▶ [TASK DETAILS]
Write out the records that appear below, verbatim and complete, but without pictures.

=== Section Start ===

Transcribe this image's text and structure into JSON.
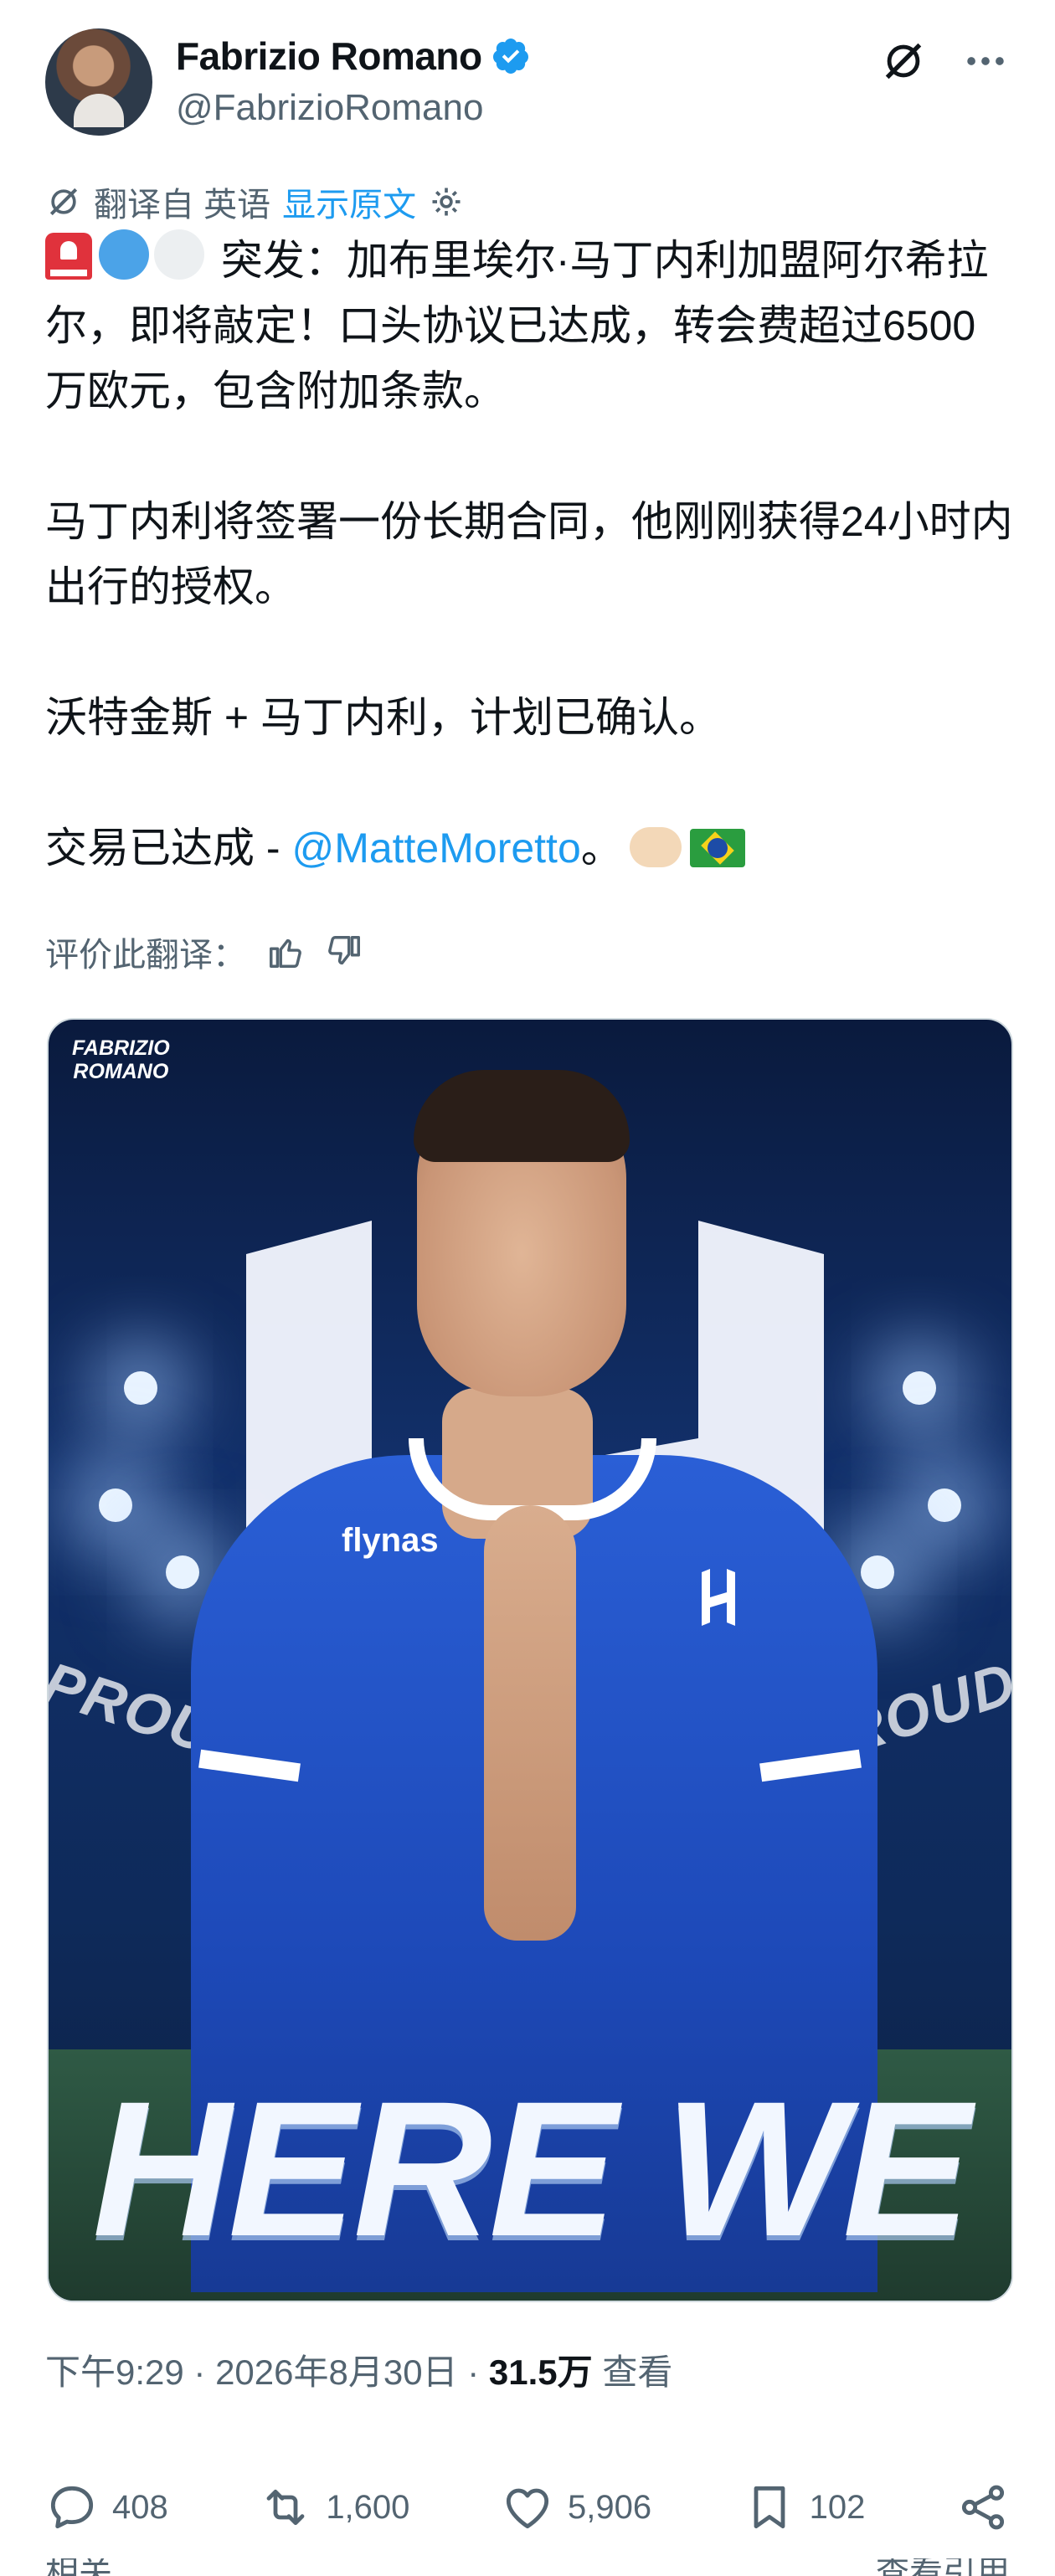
{
  "author": {
    "display_name": "Fabrizio Romano",
    "handle": "@FabrizioRomano",
    "verified": true
  },
  "header_icons": [
    "grok-icon",
    "more-icon"
  ],
  "translation": {
    "translated_from": "翻译自 英语",
    "show_original": "显示原文"
  },
  "tweet": {
    "p1": "突发：加布里埃尔·马丁内利加盟阿尔希拉尔，即将敲定！口头协议已达成，转会费超过6500万欧元，包含附加条款。",
    "p2": "马丁内利将签署一份长期合同，他刚刚获得24小时内出行的授权。",
    "p3": "沃特金斯 + 马丁内利，计划已确认。",
    "p4_prefix": "交易已达成 - ",
    "p4_mention": "@MatteMoretto",
    "p4_suffix": "。"
  },
  "rate_translation": "评价此翻译：",
  "media": {
    "brand_line1": "FABRIZIO",
    "brand_line2": "ROMANO",
    "sponsor": "flynas",
    "banner_left": "PROUD",
    "banner_right": "PROUD",
    "headline": "HERE WE GO"
  },
  "meta": {
    "time": "下午9:29",
    "date": "2026年8月30日",
    "views": "31.5万",
    "views_label": "查看"
  },
  "actions": {
    "replies": "408",
    "reposts": "1,600",
    "likes": "5,906",
    "bookmarks": "102"
  },
  "partial_bottom": {
    "left": "相关",
    "right": "查看引用"
  },
  "colors": {
    "accent": "#1d9bf0",
    "secondary_text": "#536471",
    "primary_text": "#0f1419"
  }
}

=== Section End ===

▶ [RESULT OF THE TASK]
Transcribe this image's text and structure into JSON.
{
  "author": {
    "display_name": "Fabrizio Romano",
    "handle": "@FabrizioRomano",
    "verified": true
  },
  "header_icons": [
    "grok-icon",
    "more-icon"
  ],
  "translation": {
    "translated_from": "翻译自 英语",
    "show_original": "显示原文"
  },
  "tweet": {
    "p1": "突发：加布里埃尔·马丁内利加盟阿尔希拉尔，即将敲定！口头协议已达成，转会费超过6500万欧元，包含附加条款。",
    "p2": "马丁内利将签署一份长期合同，他刚刚获得24小时内出行的授权。",
    "p3": "沃特金斯 + 马丁内利，计划已确认。",
    "p4_prefix": "交易已达成 - ",
    "p4_mention": "@MatteMoretto",
    "p4_suffix": "。"
  },
  "rate_translation": "评价此翻译：",
  "media": {
    "brand_line1": "FABRIZIO",
    "brand_line2": "ROMANO",
    "sponsor": "flynas",
    "banner_left": "PROUD",
    "banner_right": "PROUD",
    "headline": "HERE WE GO"
  },
  "meta": {
    "time": "下午9:29",
    "date": "2026年8月30日",
    "views": "31.5万",
    "views_label": "查看"
  },
  "actions": {
    "replies": "408",
    "reposts": "1,600",
    "likes": "5,906",
    "bookmarks": "102"
  },
  "partial_bottom": {
    "left": "相关",
    "right": "查看引用"
  },
  "colors": {
    "accent": "#1d9bf0",
    "secondary_text": "#536471",
    "primary_text": "#0f1419"
  }
}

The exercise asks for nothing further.